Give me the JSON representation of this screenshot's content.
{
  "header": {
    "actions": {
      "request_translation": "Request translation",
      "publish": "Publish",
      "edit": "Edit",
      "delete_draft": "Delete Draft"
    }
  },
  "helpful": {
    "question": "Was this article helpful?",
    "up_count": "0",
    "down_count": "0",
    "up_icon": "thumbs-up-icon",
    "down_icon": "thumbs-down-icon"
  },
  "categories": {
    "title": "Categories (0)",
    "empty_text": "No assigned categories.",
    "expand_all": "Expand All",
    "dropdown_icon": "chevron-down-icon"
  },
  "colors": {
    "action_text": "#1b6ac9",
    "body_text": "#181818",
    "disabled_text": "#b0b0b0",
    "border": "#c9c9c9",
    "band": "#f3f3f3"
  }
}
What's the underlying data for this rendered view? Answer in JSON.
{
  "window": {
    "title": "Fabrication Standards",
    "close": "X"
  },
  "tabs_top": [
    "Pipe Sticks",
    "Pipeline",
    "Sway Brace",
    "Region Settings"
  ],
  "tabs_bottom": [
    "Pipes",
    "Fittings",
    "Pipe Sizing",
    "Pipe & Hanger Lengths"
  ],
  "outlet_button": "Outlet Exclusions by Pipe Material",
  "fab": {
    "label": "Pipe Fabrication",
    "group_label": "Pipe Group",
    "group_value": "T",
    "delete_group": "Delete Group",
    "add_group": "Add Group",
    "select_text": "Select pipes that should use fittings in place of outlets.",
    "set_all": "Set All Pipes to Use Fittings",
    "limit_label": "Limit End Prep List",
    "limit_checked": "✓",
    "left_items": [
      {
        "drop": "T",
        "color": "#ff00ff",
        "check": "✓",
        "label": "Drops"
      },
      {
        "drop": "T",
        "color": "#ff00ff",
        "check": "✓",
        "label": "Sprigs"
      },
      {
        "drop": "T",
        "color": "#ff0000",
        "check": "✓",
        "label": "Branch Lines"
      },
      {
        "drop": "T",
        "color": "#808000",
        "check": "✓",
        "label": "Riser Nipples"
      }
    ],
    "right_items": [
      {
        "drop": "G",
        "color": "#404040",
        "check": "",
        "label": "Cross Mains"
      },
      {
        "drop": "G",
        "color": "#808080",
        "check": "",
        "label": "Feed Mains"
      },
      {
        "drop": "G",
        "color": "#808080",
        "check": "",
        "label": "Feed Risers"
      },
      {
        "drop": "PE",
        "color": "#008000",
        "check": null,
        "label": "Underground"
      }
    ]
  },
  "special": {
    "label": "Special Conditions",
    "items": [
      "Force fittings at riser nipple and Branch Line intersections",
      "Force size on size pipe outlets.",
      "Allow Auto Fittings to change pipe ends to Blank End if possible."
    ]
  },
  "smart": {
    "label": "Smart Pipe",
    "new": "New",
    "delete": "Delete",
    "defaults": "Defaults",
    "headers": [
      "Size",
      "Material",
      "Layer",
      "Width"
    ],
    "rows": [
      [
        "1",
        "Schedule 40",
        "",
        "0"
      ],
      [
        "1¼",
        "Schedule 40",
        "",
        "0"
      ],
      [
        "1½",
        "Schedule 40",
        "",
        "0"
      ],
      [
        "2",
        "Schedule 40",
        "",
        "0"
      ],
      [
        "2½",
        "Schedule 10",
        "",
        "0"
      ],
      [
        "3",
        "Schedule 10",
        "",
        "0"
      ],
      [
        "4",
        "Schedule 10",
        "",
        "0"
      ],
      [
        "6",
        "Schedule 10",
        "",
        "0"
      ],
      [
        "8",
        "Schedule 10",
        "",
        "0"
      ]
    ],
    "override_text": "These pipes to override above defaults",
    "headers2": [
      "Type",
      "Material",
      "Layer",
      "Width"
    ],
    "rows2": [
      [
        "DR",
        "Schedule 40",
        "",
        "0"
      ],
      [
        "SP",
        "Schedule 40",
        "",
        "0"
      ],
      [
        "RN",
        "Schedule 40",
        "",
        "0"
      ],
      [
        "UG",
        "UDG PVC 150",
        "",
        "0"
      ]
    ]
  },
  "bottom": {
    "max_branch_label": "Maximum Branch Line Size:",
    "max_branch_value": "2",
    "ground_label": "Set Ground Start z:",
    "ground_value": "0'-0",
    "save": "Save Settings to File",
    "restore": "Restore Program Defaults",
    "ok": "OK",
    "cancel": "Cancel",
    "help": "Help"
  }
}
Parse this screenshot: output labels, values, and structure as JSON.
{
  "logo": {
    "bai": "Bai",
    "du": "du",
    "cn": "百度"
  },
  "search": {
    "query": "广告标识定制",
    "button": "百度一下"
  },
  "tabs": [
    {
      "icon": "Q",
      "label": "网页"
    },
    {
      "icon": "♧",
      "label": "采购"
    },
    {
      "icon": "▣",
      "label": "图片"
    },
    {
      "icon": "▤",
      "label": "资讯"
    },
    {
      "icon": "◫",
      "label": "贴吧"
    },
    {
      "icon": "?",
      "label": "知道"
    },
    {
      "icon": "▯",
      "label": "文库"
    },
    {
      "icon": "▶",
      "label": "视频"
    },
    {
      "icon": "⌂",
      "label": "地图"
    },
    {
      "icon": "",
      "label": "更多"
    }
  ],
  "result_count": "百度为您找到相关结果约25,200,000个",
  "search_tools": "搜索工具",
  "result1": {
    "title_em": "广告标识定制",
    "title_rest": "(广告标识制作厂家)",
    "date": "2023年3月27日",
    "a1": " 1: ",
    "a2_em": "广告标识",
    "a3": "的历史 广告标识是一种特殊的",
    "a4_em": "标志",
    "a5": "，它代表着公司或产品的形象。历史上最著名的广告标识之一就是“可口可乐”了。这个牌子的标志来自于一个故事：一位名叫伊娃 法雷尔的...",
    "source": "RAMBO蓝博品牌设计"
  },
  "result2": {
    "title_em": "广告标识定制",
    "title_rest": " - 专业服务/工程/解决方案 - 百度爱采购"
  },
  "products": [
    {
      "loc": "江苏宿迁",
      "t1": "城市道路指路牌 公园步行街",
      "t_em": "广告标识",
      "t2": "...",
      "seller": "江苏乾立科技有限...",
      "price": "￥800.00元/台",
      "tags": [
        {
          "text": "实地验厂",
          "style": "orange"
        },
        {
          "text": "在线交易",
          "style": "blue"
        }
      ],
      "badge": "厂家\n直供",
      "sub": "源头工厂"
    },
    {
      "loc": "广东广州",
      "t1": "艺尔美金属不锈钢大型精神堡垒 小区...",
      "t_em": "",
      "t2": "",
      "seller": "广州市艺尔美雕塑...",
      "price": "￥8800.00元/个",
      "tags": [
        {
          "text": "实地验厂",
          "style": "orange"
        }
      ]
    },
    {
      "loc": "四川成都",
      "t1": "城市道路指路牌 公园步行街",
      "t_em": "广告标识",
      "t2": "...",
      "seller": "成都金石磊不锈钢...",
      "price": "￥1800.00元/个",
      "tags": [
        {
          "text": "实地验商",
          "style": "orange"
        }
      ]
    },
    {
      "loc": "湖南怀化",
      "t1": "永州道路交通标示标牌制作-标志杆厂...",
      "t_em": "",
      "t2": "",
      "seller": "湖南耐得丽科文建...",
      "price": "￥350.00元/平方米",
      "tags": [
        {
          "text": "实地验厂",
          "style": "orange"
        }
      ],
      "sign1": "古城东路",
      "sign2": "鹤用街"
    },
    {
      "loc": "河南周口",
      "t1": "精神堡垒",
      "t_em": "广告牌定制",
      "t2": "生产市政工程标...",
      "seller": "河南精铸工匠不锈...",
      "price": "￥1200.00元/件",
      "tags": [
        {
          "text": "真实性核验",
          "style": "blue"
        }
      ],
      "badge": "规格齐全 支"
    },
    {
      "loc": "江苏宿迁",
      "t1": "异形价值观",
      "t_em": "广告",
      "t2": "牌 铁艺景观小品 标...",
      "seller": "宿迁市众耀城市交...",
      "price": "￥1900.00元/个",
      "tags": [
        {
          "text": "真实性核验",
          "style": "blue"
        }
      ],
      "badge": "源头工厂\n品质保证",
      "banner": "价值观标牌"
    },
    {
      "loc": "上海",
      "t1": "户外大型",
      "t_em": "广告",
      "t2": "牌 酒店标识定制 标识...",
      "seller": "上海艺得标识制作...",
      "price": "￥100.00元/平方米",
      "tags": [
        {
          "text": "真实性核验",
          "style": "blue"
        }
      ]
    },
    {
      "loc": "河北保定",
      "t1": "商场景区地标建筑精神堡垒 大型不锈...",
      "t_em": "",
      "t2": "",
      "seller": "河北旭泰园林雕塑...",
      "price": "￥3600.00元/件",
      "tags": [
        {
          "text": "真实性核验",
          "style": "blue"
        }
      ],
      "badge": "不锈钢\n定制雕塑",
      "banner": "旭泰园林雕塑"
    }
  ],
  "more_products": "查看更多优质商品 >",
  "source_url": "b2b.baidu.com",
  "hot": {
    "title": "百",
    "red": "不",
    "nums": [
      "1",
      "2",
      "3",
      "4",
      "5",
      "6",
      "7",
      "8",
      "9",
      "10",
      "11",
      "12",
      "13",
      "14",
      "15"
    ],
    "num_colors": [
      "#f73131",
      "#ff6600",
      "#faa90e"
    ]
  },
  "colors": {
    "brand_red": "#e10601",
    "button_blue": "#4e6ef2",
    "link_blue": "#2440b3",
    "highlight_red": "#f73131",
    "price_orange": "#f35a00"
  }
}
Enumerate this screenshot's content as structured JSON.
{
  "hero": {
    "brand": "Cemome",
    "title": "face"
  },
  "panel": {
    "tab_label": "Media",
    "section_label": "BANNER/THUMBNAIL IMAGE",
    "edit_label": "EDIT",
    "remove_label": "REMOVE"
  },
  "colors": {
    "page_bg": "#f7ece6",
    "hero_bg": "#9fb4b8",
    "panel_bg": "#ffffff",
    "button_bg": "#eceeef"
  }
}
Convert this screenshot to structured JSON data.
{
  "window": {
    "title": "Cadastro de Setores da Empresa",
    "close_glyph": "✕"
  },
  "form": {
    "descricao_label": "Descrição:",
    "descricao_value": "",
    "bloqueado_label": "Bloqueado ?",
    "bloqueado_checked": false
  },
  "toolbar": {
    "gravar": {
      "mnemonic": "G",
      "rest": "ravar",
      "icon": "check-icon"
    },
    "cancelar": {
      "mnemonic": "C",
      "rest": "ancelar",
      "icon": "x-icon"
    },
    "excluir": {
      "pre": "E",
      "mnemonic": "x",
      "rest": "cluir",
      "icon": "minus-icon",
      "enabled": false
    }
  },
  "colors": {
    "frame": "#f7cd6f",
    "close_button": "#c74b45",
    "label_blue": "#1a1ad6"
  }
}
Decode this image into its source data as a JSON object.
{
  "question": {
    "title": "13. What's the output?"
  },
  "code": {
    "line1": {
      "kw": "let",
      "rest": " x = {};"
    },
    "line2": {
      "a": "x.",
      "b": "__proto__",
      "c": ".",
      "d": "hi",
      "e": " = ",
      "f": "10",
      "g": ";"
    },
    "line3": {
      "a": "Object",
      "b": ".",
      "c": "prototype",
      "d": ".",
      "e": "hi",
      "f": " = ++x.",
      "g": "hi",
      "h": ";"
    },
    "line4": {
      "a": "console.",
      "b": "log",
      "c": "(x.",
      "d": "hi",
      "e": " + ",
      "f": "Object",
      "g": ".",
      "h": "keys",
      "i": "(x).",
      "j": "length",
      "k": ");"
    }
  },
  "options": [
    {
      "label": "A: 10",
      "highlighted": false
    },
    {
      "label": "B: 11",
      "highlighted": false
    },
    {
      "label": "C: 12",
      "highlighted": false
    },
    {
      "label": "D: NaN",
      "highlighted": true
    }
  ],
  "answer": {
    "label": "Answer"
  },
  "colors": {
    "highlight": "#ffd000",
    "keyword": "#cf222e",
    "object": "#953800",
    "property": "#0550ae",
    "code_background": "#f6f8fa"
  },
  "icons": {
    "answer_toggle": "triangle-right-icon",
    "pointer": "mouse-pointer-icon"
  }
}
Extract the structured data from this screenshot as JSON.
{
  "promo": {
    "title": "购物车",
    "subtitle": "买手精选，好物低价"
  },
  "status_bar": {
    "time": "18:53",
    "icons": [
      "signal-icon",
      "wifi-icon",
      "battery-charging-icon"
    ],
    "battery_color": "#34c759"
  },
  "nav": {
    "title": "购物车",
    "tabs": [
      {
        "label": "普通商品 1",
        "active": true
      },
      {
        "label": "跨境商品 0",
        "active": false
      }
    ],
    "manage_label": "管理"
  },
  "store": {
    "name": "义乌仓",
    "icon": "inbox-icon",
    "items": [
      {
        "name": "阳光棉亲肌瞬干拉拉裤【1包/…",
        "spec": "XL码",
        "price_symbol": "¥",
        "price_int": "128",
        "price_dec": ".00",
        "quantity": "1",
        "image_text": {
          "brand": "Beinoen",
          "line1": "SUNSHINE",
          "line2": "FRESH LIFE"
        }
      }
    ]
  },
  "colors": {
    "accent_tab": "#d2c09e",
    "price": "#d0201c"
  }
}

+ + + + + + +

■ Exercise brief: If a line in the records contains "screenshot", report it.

■ Result of this exercise:
Give me the JSON representation of this screenshot's content.
Parse this screenshot: output labels, values, and structure as JSON.
Enumerate this screenshot's content as structured JSON.
Convert this screenshot to structured JSON data.
Extract the structured data from this screenshot as JSON.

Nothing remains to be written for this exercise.